“Serious writers write, inspired or not. Over time they discover that routine is a better friend to them than inspiration.” ~ Ralph Keyes
When writing a memoir it is often difficult to get started. However, once you take the plunge and actually begin to write, the entire process can take on a life of its own. Here are some ideas that will help you to embark upon the very personal voyage of writing your memoir.
Find Your Story
Differentiate between autobiography and memoir. An autobiography tells your whole life story, while in your memoir, you share a selected slice of your life. Find that slice and tell the story that goes with it. Memoirists often choose to tell stories about pivotal events such as how a personal challenge was overcome. Even a simple story of this kind will hold universal truth. In her book Your Life as Story, Tristine Rainer suggests that in order to find a pivotal event in your life you can examine your life and find the six most significant episodes. If you do this, there is usually one that stands out as something to write about.
See, Smell, Touch, Taste and Hear
Go back to the period in your life that you have decided to write about. Find an instant during that time and remember what you were eating that day and what it tasted like. Think about the sounds you could hear. Was there the sound of water running, cars going by, a baby crying or neighbours quarrelling? What could you see? Think about detail, shadows, color and the quality of the light. Do the same for the senses of touch and smell. Write your story using sensory memories and your work will come to life.
Stick to Your Own Story
Make sure that you are telling your own story from your own perspective. It cannot be anyone else’s but yours. For example, you may want to describe how your father felt about something. Instead, write about your own response to what you thought your father was feeling.
Two Sides to Every Story
Make sure that your story is balanced. If you concentrate on the wonderful times and leave out the bad, your memoir will not be real. On the other hand, if you only focus on sad or gloomy events, your readers may find it too disheartening. Your life is two-sided and it is important to look at both the positive and the negative when writing about it. The contrast between the two sides is one of the things that will give your memoir an air of authenticity.

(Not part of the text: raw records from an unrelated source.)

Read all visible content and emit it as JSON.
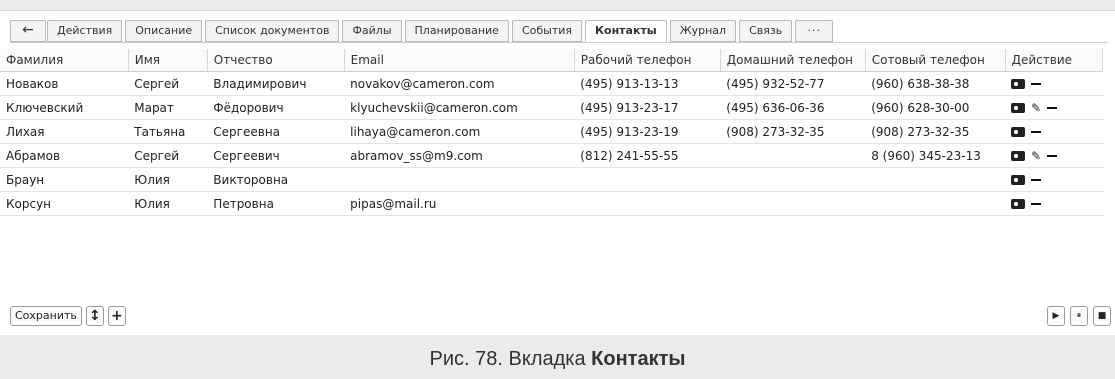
{
  "tabs": [
    {
      "label": "Действия"
    },
    {
      "label": "Описание"
    },
    {
      "label": "Список документов"
    },
    {
      "label": "Файлы"
    },
    {
      "label": "Планирование"
    },
    {
      "label": "События"
    },
    {
      "label": "Контакты"
    },
    {
      "label": "Журнал"
    },
    {
      "label": "Связь"
    },
    {
      "label": "···"
    }
  ],
  "table": {
    "headers": [
      "Фамилия",
      "Имя",
      "Отчество",
      "Email",
      "Рабочий телефон",
      "Домашний телефон",
      "Сотовый телефон",
      "Действие"
    ],
    "rows": [
      {
        "cells": [
          "Новаков",
          "Сергей",
          "Владимирович",
          "novakov@cameron.com",
          "(495) 913-13-13",
          "(495) 932-52-77",
          "(960) 638-38-38"
        ],
        "edit": false
      },
      {
        "cells": [
          "Ключевский",
          "Марат",
          "Фёдорович",
          "klyuchevskii@cameron.com",
          "(495) 913-23-17",
          "(495) 636-06-36",
          "(960) 628-30-00"
        ],
        "edit": true
      },
      {
        "cells": [
          "Лихая",
          "Татьяна",
          "Сергеевна",
          "lihaya@cameron.com",
          "(495) 913-23-19",
          "(908) 273-32-35",
          "(908) 273-32-35"
        ],
        "edit": false
      },
      {
        "cells": [
          "Абрамов",
          "Сергей",
          "Сергеевич",
          "abramov_ss@m9.com",
          "(812) 241-55-55",
          "",
          "8 (960) 345-23-13"
        ],
        "edit": true
      },
      {
        "cells": [
          "Браун",
          "Юлия",
          "Викторовна",
          "",
          "",
          "",
          ""
        ],
        "edit": false
      },
      {
        "cells": [
          "Корсун",
          "Юлия",
          "Петровна",
          "pipas@mail.ru",
          "",
          "",
          ""
        ],
        "edit": false
      }
    ]
  },
  "bottom": {
    "save_label": "Сохранить",
    "sort_label": "↕",
    "add_label": "+"
  },
  "controls": {
    "play": "▶",
    "pause": "⏸",
    "stop": "■"
  },
  "caption": {
    "prefix": "Рис. 78. Вкладка ",
    "bold": "Контакты"
  }
}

Rainer, Tristine; Your Life as Story: Tarcher, (April 13, 1998)
Zinsser, William; Writing About your Life: A Journey into the Past, Marlowe and Company, (April, 2005)
Be sure to schedule a 15-minute complimentary book coaching session via email: AuthorizeU@gmail.com. If we begin working together, my eBook—Writing From Life: A Wise Guide to Publishing Your Memoirs—will be yours as part of the coaching package.